▶ **EXTRACTED INFORMATION**
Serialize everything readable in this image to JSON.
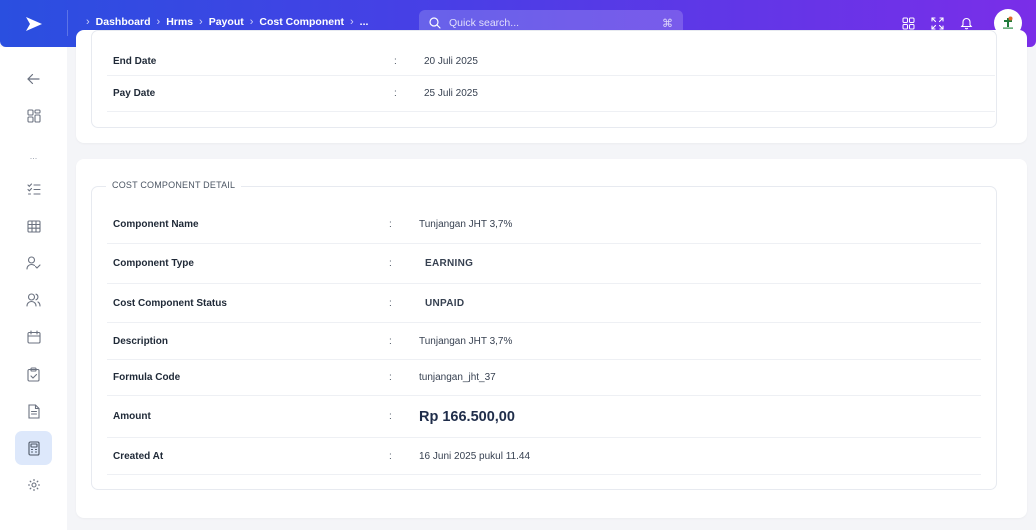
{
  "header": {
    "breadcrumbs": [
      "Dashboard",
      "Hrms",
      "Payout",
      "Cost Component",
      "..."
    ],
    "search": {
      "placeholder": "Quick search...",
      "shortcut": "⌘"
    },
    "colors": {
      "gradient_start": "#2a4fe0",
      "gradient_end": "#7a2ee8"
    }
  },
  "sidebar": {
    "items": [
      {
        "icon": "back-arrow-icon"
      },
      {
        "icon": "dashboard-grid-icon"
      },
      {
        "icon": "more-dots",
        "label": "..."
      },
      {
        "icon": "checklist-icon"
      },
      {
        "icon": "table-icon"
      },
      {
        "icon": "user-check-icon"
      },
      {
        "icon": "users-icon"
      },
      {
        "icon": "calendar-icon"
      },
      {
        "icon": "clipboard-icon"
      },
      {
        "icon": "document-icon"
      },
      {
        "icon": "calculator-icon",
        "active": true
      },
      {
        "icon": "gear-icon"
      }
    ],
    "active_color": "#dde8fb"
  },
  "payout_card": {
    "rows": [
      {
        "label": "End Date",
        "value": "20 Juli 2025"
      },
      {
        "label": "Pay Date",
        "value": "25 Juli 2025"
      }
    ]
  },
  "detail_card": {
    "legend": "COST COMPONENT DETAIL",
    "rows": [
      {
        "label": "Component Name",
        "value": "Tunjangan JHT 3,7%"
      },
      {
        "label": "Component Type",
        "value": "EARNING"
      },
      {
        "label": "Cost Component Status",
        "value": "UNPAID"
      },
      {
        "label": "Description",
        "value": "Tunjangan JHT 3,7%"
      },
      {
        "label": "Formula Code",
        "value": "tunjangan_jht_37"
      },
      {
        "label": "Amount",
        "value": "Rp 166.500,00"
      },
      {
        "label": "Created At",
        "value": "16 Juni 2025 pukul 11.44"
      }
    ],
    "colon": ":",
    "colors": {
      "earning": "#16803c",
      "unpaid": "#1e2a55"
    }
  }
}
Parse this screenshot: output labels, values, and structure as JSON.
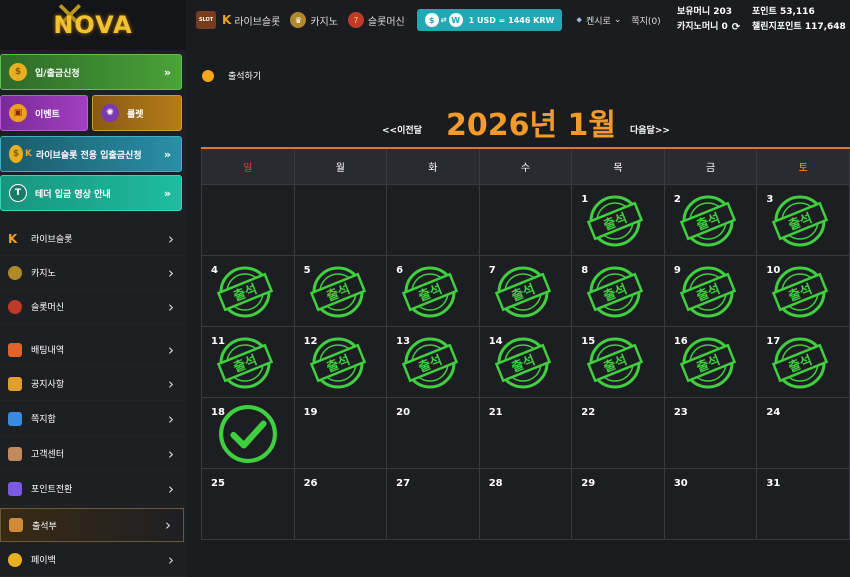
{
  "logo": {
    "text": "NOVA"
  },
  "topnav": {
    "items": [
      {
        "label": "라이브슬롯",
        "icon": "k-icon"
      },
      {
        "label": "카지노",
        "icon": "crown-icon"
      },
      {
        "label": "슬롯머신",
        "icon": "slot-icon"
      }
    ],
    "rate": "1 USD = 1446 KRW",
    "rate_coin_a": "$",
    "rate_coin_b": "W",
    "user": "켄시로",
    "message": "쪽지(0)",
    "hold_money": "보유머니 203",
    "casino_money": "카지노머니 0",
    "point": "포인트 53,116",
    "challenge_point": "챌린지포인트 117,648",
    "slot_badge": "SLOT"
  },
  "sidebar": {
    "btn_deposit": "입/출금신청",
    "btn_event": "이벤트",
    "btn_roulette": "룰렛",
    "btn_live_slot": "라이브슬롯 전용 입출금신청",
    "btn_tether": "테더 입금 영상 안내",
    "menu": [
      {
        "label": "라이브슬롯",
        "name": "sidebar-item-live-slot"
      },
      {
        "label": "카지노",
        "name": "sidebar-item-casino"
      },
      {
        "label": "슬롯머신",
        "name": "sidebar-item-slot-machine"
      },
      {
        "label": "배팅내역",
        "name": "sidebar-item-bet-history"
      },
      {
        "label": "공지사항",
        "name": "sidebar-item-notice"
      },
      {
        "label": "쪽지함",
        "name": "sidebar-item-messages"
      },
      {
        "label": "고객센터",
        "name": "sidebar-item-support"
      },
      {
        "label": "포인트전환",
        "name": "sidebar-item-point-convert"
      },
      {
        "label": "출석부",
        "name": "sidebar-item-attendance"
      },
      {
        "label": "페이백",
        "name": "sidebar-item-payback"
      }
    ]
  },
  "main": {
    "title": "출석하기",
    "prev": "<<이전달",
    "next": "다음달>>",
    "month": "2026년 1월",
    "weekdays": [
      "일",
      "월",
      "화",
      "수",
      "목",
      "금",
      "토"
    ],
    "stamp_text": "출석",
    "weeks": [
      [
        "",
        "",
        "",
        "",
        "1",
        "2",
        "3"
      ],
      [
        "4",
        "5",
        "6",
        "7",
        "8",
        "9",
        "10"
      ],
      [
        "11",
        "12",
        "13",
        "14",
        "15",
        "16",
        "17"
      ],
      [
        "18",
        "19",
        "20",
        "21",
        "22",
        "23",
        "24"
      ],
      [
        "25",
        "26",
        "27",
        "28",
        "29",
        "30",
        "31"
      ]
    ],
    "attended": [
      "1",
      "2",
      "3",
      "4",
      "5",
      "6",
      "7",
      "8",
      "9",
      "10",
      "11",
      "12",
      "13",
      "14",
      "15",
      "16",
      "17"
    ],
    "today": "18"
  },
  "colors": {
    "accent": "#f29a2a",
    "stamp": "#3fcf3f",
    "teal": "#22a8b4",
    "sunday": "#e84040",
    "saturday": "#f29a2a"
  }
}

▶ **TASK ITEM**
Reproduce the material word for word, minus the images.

▶ **OUTPUT BELOW**
Serialize everything readable in this image to JSON.
{
  "header": {
    "breadcrumbs": [
      "Dashboard",
      "Hrms",
      "Payout",
      "Cost Component",
      "..."
    ],
    "search": {
      "placeholder": "Quick search...",
      "shortcut": "⌘"
    },
    "colors": {
      "gradient_start": "#2a4fe0",
      "gradient_end": "#7a2ee8"
    }
  },
  "sidebar": {
    "items": [
      {
        "icon": "back-arrow-icon"
      },
      {
        "icon": "dashboard-grid-icon"
      },
      {
        "icon": "more-dots",
        "label": "..."
      },
      {
        "icon": "checklist-icon"
      },
      {
        "icon": "table-icon"
      },
      {
        "icon": "user-check-icon"
      },
      {
        "icon": "users-icon"
      },
      {
        "icon": "calendar-icon"
      },
      {
        "icon": "clipboard-icon"
      },
      {
        "icon": "document-icon"
      },
      {
        "icon": "calculator-icon",
        "active": true
      },
      {
        "icon": "gear-icon"
      }
    ],
    "active_color": "#dde8fb"
  },
  "payout_card": {
    "rows": [
      {
        "label": "End Date",
        "value": "20 Juli 2025"
      },
      {
        "label": "Pay Date",
        "value": "25 Juli 2025"
      }
    ]
  },
  "detail_card": {
    "legend": "COST COMPONENT DETAIL",
    "rows": [
      {
        "label": "Component Name",
        "value": "Tunjangan JHT 3,7%"
      },
      {
        "label": "Component Type",
        "value": "EARNING"
      },
      {
        "label": "Cost Component Status",
        "value": "UNPAID"
      },
      {
        "label": "Description",
        "value": "Tunjangan JHT 3,7%"
      },
      {
        "label": "Formula Code",
        "value": "tunjangan_jht_37"
      },
      {
        "label": "Amount",
        "value": "Rp 166.500,00"
      },
      {
        "label": "Created At",
        "value": "16 Juni 2025 pukul 11.44"
      }
    ],
    "colon": ":",
    "colors": {
      "earning": "#16803c",
      "unpaid": "#1e2a55"
    }
  }
}
Parse this screenshot: output labels, values, and structure as JSON.
{
  "logo": {
    "text": "NOVA"
  },
  "topnav": {
    "items": [
      {
        "label": "라이브슬롯",
        "icon": "k-icon"
      },
      {
        "label": "카지노",
        "icon": "crown-icon"
      },
      {
        "label": "슬롯머신",
        "icon": "slot-icon"
      }
    ],
    "rate": "1 USD = 1446 KRW",
    "rate_coin_a": "$",
    "rate_coin_b": "W",
    "user": "켄시로",
    "message": "쪽지(0)",
    "hold_money": "보유머니 203",
    "casino_money": "카지노머니 0",
    "point": "포인트 53,116",
    "challenge_point": "챌린지포인트 117,648",
    "slot_badge": "SLOT"
  },
  "sidebar": {
    "btn_deposit": "입/출금신청",
    "btn_event": "이벤트",
    "btn_roulette": "룰렛",
    "btn_live_slot": "라이브슬롯 전용 입출금신청",
    "btn_tether": "테더 입금 영상 안내",
    "menu": [
      {
        "label": "라이브슬롯",
        "name": "sidebar-item-live-slot"
      },
      {
        "label": "카지노",
        "name": "sidebar-item-casino"
      },
      {
        "label": "슬롯머신",
        "name": "sidebar-item-slot-machine"
      },
      {
        "label": "배팅내역",
        "name": "sidebar-item-bet-history"
      },
      {
        "label": "공지사항",
        "name": "sidebar-item-notice"
      },
      {
        "label": "쪽지함",
        "name": "sidebar-item-messages"
      },
      {
        "label": "고객센터",
        "name": "sidebar-item-support"
      },
      {
        "label": "포인트전환",
        "name": "sidebar-item-point-convert"
      },
      {
        "label": "출석부",
        "name": "sidebar-item-attendance"
      },
      {
        "label": "페이백",
        "name": "sidebar-item-payback"
      }
    ]
  },
  "main": {
    "title": "출석하기",
    "prev": "<<이전달",
    "next": "다음달>>",
    "month": "2026년 1월",
    "weekdays": [
      "일",
      "월",
      "화",
      "수",
      "목",
      "금",
      "토"
    ],
    "stamp_text": "출석",
    "weeks": [
      [
        "",
        "",
        "",
        "",
        "1",
        "2",
        "3"
      ],
      [
        "4",
        "5",
        "6",
        "7",
        "8",
        "9",
        "10"
      ],
      [
        "11",
        "12",
        "13",
        "14",
        "15",
        "16",
        "17"
      ],
      [
        "18",
        "19",
        "20",
        "21",
        "22",
        "23",
        "24"
      ],
      [
        "25",
        "26",
        "27",
        "28",
        "29",
        "30",
        "31"
      ]
    ],
    "attended": [
      "1",
      "2",
      "3",
      "4",
      "5",
      "6",
      "7",
      "8",
      "9",
      "10",
      "11",
      "12",
      "13",
      "14",
      "15",
      "16",
      "17"
    ],
    "today": "18"
  },
  "colors": {
    "accent": "#f29a2a",
    "stamp": "#3fcf3f",
    "teal": "#22a8b4",
    "sunday": "#e84040",
    "saturday": "#f29a2a"
  }
}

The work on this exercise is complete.